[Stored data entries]
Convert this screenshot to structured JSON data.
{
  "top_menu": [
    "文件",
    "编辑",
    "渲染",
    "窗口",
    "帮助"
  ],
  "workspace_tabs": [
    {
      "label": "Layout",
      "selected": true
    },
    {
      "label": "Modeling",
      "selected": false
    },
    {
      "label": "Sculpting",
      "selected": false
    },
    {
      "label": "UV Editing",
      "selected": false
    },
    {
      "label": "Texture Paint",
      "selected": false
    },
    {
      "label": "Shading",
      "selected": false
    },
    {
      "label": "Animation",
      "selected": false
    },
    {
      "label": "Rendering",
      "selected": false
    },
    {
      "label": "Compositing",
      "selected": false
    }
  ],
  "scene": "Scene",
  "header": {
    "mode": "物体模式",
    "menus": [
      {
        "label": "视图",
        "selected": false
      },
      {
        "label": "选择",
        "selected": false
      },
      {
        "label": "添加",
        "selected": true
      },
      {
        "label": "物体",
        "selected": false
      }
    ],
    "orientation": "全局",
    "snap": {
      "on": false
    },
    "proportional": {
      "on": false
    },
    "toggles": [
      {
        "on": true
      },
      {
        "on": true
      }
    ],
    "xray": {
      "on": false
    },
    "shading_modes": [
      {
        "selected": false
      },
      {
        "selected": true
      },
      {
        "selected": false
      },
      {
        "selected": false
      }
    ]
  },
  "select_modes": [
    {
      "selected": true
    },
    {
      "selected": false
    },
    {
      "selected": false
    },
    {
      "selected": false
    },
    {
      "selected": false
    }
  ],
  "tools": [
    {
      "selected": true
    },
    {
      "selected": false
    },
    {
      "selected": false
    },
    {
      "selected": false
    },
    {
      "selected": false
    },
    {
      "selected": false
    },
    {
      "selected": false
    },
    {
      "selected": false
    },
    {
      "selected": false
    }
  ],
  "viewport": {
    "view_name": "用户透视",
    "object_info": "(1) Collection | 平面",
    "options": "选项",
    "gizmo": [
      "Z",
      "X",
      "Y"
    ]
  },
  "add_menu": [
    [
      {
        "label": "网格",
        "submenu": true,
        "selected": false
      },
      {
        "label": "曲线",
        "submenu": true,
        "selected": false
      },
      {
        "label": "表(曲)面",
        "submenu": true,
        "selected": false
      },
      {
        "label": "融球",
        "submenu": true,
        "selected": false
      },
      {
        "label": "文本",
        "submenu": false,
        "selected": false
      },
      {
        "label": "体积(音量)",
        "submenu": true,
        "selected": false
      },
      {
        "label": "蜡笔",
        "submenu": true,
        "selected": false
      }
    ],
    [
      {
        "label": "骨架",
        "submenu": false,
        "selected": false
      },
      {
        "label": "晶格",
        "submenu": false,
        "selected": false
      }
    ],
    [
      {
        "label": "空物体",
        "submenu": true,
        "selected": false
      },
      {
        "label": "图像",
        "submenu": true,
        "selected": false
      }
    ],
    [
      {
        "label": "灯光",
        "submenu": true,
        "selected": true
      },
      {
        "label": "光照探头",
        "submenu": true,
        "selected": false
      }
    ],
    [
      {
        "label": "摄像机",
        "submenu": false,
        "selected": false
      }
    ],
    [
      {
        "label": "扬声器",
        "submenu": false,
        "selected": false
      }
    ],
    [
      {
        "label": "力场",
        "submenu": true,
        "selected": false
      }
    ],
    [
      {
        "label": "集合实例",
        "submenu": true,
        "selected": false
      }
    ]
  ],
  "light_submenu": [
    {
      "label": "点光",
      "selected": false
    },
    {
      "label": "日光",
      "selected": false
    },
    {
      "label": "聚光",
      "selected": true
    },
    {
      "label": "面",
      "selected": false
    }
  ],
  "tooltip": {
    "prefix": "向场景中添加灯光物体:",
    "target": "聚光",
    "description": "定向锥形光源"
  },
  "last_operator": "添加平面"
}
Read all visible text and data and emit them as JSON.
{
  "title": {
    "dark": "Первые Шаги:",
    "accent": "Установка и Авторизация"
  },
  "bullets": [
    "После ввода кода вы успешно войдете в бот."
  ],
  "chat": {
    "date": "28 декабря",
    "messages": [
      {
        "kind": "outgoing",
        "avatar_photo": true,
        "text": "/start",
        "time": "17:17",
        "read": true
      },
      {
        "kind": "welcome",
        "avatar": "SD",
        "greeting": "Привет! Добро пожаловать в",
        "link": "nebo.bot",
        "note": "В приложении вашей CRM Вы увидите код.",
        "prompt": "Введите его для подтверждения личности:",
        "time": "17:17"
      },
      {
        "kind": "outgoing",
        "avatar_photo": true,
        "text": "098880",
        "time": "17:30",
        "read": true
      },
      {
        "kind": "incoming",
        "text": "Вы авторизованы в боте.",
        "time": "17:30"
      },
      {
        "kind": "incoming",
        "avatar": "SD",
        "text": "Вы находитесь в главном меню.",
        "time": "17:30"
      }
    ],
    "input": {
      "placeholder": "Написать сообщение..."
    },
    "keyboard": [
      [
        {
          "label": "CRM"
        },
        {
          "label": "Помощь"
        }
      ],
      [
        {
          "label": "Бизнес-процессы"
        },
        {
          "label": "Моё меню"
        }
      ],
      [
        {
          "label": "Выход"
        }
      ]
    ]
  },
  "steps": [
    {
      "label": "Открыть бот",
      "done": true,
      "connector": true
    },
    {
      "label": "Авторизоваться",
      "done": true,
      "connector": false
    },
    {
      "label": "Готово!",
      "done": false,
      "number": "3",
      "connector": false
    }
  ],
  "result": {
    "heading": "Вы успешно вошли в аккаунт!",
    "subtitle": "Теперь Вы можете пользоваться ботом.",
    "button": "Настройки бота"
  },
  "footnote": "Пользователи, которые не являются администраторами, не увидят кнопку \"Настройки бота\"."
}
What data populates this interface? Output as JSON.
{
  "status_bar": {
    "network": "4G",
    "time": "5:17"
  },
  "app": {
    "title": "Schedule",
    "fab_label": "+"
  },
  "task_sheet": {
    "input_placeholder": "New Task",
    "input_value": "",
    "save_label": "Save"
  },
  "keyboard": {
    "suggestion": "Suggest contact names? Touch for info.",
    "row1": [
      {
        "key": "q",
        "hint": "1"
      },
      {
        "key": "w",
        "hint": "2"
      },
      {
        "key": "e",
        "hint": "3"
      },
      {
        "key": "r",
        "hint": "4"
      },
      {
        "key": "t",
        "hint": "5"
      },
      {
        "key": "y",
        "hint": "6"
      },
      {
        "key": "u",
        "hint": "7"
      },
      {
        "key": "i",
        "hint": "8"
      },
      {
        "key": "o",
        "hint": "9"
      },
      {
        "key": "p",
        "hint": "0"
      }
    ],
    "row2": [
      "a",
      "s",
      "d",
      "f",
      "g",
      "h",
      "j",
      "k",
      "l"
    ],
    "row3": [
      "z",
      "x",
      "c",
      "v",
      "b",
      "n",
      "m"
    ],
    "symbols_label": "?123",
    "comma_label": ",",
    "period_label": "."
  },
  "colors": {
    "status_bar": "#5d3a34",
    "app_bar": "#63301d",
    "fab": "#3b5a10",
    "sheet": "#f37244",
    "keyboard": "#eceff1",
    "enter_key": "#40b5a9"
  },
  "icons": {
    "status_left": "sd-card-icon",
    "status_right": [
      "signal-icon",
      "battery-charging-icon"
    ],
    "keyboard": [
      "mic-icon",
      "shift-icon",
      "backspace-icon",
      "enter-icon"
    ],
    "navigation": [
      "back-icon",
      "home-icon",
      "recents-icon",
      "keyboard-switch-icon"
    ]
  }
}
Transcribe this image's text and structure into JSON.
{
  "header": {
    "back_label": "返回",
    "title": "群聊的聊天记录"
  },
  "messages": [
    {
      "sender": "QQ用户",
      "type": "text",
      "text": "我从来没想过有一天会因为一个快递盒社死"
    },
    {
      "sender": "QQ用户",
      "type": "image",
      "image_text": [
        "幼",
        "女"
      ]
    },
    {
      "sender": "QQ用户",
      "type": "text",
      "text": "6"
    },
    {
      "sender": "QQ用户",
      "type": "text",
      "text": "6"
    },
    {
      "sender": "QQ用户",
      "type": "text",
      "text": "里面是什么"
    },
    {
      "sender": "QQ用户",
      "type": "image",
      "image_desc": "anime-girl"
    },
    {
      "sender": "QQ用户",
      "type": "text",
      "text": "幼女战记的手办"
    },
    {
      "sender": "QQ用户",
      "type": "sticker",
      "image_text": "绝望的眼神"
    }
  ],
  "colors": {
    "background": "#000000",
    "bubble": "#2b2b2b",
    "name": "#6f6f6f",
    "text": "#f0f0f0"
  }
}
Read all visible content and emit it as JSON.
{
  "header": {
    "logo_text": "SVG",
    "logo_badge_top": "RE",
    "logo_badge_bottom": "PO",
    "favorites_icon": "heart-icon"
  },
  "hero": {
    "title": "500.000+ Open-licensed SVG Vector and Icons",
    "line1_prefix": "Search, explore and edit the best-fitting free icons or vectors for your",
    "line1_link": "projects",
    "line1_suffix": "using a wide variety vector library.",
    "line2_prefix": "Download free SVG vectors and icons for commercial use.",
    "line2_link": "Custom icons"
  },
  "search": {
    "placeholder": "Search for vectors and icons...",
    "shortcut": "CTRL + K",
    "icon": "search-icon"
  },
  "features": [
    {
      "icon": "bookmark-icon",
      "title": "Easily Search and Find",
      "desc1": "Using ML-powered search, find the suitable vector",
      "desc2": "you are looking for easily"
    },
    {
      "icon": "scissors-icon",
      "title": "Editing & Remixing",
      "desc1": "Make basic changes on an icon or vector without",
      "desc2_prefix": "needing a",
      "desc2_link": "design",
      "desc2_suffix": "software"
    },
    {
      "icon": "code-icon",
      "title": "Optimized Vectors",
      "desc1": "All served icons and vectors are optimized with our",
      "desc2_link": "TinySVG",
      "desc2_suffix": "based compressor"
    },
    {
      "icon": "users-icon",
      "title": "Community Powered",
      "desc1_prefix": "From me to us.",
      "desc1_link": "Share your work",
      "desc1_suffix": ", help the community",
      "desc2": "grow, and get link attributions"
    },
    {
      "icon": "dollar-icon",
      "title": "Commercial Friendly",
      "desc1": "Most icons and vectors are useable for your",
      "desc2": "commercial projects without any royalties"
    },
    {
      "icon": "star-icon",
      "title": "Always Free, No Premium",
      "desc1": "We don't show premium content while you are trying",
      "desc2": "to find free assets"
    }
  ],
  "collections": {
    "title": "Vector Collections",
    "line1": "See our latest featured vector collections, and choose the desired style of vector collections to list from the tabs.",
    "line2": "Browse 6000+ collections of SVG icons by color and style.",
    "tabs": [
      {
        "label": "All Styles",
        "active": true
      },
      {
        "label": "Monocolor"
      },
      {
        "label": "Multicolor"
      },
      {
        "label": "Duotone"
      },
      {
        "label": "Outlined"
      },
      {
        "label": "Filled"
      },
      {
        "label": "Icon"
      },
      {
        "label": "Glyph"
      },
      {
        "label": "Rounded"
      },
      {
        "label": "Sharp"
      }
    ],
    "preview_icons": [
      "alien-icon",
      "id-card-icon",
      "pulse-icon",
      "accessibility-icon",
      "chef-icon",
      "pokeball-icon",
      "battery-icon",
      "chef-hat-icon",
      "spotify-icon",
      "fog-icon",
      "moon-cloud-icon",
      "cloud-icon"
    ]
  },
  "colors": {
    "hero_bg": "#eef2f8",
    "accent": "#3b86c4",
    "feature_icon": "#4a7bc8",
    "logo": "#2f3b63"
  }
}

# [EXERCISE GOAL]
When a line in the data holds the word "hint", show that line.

# [SOLVED EXERCISE]
        "hint": "1"
        "hint": "2"
        "hint": "3"
        "hint": "4"
        "hint": "5"
        "hint": "6"
        "hint": "7"
        "hint": "8"
        "hint": "9"
        "hint": "0"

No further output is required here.